▶ [LISTED ENTRIES]
★ ★ ★ ★

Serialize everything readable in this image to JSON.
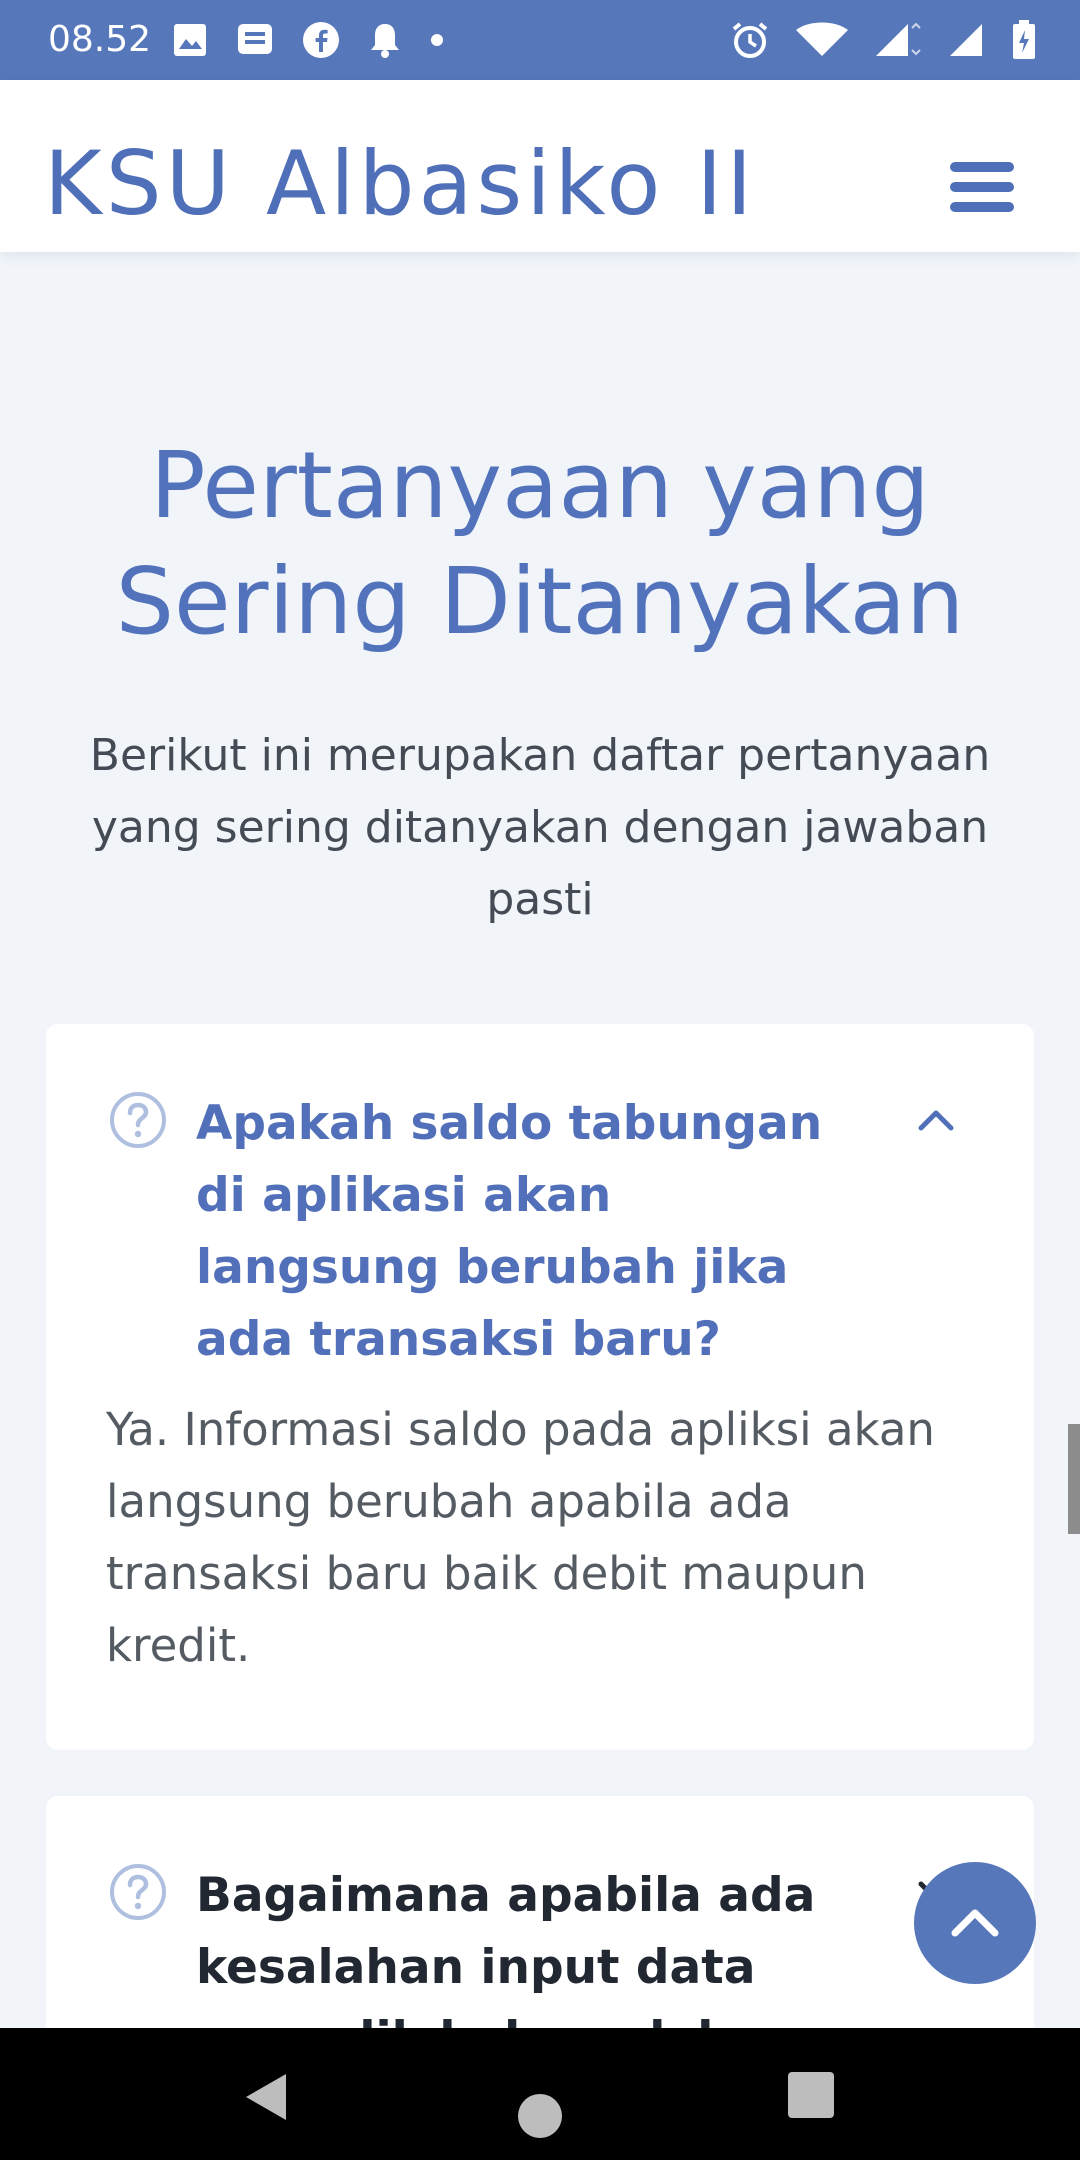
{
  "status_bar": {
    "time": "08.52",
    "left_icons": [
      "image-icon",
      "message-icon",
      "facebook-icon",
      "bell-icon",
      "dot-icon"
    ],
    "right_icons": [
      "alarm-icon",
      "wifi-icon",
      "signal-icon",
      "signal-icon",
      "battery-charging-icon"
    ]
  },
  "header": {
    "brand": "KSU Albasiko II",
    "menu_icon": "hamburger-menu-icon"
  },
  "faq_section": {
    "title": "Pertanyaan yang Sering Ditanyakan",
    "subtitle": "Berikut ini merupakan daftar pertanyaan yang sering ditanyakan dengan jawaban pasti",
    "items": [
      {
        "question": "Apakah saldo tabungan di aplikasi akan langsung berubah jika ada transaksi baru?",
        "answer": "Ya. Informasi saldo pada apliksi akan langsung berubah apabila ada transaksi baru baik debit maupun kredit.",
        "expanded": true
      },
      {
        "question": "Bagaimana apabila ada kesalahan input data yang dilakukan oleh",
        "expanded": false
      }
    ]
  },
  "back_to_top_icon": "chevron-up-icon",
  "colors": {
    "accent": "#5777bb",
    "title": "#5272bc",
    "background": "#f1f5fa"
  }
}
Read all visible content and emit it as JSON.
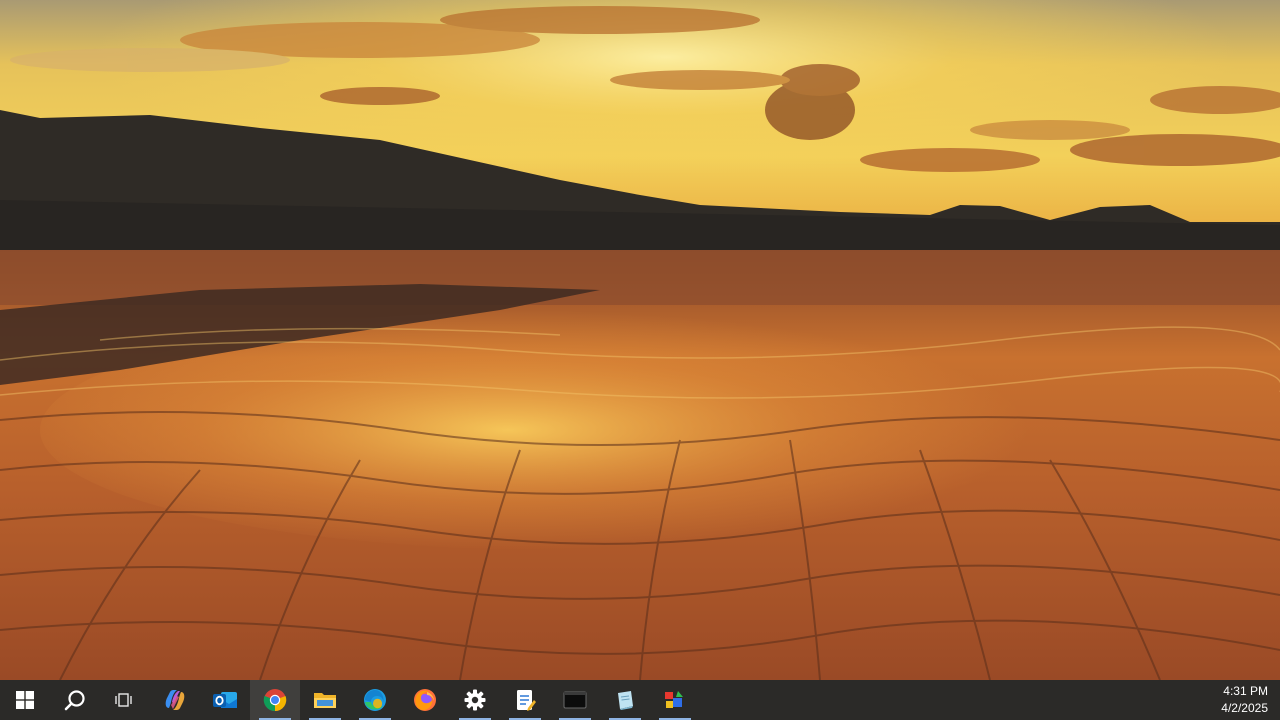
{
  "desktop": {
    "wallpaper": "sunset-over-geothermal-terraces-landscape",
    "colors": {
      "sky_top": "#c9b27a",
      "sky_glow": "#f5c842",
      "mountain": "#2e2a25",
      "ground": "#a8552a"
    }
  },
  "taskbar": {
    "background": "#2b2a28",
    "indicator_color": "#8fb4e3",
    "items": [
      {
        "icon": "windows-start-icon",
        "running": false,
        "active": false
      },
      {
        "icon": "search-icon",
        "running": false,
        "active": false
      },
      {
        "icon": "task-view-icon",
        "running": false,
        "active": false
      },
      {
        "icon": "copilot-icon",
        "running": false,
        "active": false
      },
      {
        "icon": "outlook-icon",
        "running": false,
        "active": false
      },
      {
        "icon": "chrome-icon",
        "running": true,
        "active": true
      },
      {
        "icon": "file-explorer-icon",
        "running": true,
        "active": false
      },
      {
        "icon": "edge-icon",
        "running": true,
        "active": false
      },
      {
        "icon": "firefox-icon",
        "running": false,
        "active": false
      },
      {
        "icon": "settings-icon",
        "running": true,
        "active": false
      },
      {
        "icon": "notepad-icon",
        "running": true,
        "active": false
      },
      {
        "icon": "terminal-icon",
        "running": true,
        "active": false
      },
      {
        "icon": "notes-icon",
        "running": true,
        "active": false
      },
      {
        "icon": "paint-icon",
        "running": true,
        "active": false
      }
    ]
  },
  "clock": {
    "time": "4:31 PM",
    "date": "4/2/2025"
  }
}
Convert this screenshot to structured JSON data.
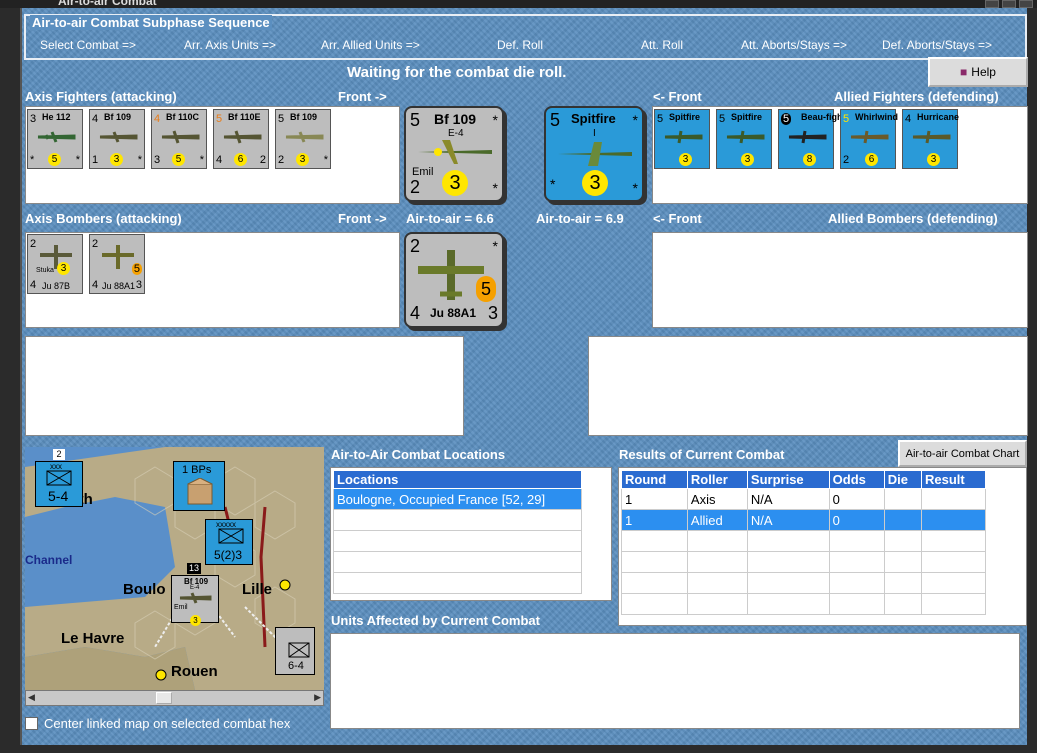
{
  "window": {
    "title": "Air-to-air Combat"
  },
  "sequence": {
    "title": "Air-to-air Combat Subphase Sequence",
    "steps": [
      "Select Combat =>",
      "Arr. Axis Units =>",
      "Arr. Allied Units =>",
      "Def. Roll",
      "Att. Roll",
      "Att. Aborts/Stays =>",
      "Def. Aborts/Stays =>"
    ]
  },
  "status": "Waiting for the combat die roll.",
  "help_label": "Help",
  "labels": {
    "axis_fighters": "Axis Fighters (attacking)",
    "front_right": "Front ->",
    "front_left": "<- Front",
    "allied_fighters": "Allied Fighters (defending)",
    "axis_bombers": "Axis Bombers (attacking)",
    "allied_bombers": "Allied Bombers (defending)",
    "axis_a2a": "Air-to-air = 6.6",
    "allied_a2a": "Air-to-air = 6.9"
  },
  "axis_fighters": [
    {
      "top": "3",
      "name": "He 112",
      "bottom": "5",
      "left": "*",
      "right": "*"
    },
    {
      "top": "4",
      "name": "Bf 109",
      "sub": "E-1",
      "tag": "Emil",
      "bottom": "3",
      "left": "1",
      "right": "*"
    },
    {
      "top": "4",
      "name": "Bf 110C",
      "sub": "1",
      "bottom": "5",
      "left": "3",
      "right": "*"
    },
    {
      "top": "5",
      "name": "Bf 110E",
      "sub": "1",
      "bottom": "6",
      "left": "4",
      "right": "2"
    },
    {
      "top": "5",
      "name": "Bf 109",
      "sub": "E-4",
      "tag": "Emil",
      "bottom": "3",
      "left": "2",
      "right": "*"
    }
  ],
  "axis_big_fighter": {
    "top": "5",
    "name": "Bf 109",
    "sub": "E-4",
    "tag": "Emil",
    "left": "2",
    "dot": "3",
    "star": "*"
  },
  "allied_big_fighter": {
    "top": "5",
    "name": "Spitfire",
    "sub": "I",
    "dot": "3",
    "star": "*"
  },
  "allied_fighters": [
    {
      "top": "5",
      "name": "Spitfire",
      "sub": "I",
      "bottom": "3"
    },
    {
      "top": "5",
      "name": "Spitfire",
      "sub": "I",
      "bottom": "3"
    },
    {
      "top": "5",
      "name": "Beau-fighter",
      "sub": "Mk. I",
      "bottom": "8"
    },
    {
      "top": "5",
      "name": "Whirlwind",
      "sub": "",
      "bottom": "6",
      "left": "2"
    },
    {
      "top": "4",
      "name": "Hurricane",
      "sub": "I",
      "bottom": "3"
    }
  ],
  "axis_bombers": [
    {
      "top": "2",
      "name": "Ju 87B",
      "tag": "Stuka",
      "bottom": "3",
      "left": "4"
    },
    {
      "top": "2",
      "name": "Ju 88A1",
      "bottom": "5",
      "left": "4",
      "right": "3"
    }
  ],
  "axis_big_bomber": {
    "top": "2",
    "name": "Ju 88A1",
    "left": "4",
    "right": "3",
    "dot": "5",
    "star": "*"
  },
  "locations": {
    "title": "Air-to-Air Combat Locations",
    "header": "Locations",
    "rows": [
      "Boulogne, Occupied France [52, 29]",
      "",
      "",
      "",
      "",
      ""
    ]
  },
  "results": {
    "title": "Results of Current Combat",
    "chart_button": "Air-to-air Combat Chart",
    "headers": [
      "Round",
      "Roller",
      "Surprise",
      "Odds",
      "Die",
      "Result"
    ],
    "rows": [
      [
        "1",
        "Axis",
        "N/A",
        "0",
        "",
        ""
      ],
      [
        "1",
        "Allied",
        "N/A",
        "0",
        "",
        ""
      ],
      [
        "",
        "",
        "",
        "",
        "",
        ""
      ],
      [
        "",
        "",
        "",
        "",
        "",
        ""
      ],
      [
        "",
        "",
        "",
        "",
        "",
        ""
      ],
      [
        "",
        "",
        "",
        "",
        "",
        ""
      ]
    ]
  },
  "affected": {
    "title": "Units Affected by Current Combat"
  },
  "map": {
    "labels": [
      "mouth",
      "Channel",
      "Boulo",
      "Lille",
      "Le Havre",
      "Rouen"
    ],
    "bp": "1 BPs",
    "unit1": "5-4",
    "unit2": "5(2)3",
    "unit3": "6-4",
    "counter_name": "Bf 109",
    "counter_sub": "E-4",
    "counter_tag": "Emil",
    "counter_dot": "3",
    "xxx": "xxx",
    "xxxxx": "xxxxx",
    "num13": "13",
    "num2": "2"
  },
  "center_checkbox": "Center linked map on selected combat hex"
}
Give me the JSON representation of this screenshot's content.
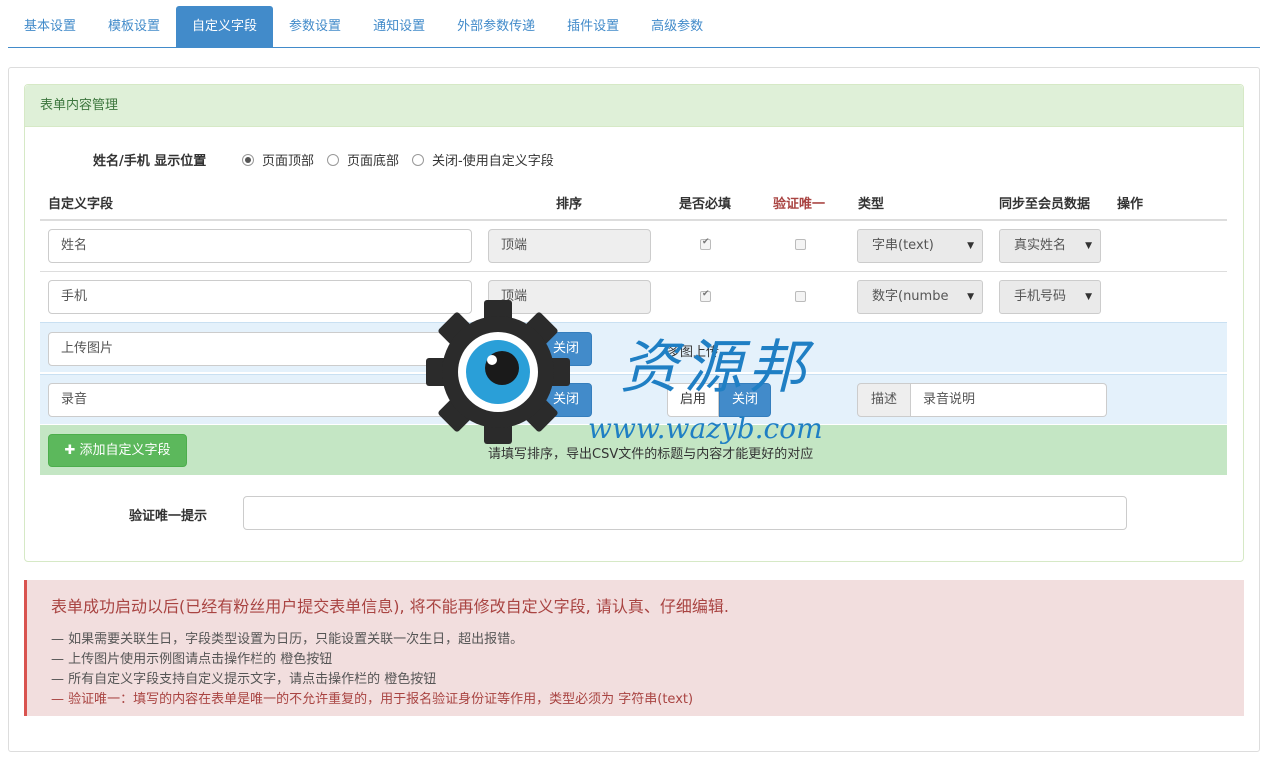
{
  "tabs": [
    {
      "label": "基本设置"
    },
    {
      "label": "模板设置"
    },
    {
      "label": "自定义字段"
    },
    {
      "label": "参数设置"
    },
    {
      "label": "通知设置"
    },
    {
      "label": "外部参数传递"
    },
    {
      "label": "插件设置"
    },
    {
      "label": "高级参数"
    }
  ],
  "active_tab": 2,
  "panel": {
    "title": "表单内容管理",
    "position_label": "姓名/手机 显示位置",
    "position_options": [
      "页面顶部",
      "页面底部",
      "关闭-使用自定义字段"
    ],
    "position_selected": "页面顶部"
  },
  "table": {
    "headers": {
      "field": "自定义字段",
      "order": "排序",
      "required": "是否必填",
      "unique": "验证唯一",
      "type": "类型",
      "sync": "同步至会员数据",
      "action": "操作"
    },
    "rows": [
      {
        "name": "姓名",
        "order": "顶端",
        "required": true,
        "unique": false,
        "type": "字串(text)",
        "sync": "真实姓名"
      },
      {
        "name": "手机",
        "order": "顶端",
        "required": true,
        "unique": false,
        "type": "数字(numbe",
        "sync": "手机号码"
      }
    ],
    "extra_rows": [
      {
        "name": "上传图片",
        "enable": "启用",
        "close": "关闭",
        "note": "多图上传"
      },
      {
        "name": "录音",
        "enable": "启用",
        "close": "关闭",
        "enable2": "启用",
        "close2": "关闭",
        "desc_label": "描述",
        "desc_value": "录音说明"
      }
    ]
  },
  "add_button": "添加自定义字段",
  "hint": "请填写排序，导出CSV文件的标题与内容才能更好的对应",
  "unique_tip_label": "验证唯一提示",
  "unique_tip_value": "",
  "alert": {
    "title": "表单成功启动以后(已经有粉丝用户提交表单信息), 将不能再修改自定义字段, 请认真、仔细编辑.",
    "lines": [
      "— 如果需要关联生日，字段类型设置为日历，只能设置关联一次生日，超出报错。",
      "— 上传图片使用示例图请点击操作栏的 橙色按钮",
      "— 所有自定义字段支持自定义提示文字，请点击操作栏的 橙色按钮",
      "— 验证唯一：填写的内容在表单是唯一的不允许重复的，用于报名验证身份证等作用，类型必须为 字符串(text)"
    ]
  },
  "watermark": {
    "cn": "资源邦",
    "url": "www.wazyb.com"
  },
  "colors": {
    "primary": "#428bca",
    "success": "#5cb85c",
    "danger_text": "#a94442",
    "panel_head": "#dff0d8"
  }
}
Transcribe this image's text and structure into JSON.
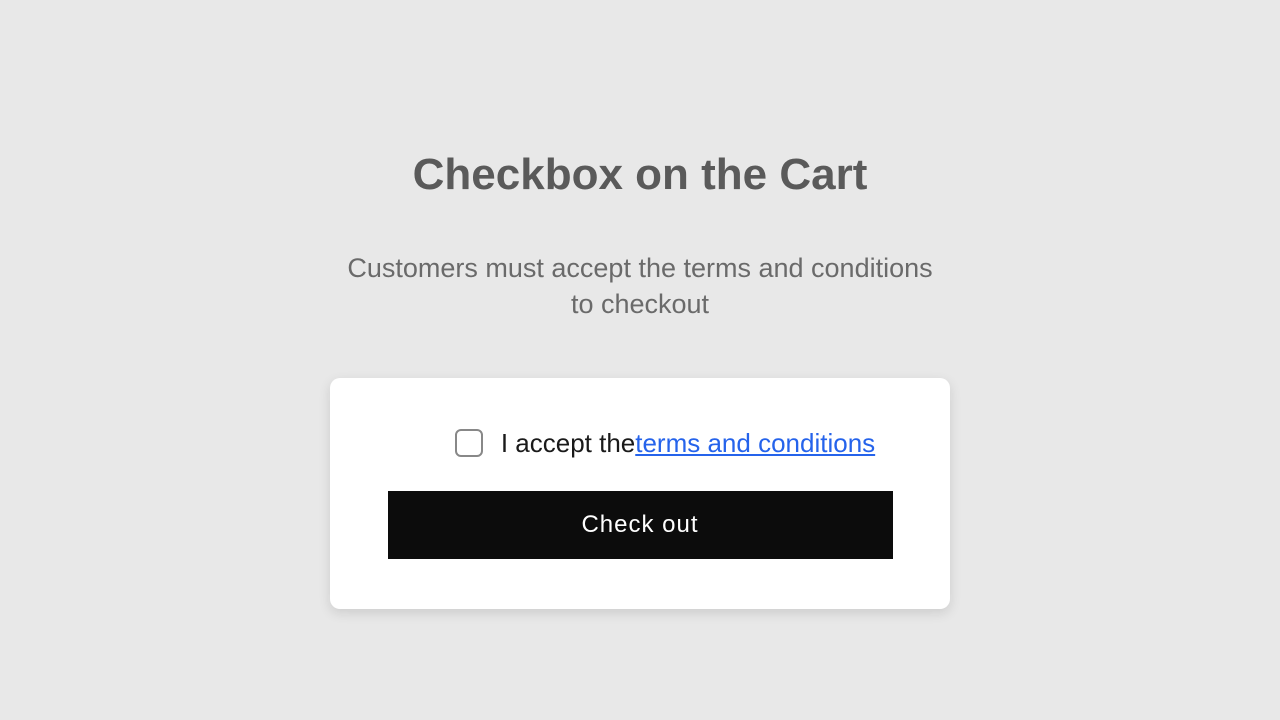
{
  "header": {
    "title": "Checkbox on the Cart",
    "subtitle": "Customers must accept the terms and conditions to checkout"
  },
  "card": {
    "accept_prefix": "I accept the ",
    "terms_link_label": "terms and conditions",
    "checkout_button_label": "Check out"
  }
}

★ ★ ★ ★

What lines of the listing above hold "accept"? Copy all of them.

    "subtitle": "Customers must accept the terms and conditions to checkout"
    "accept_prefix": "I accept the ",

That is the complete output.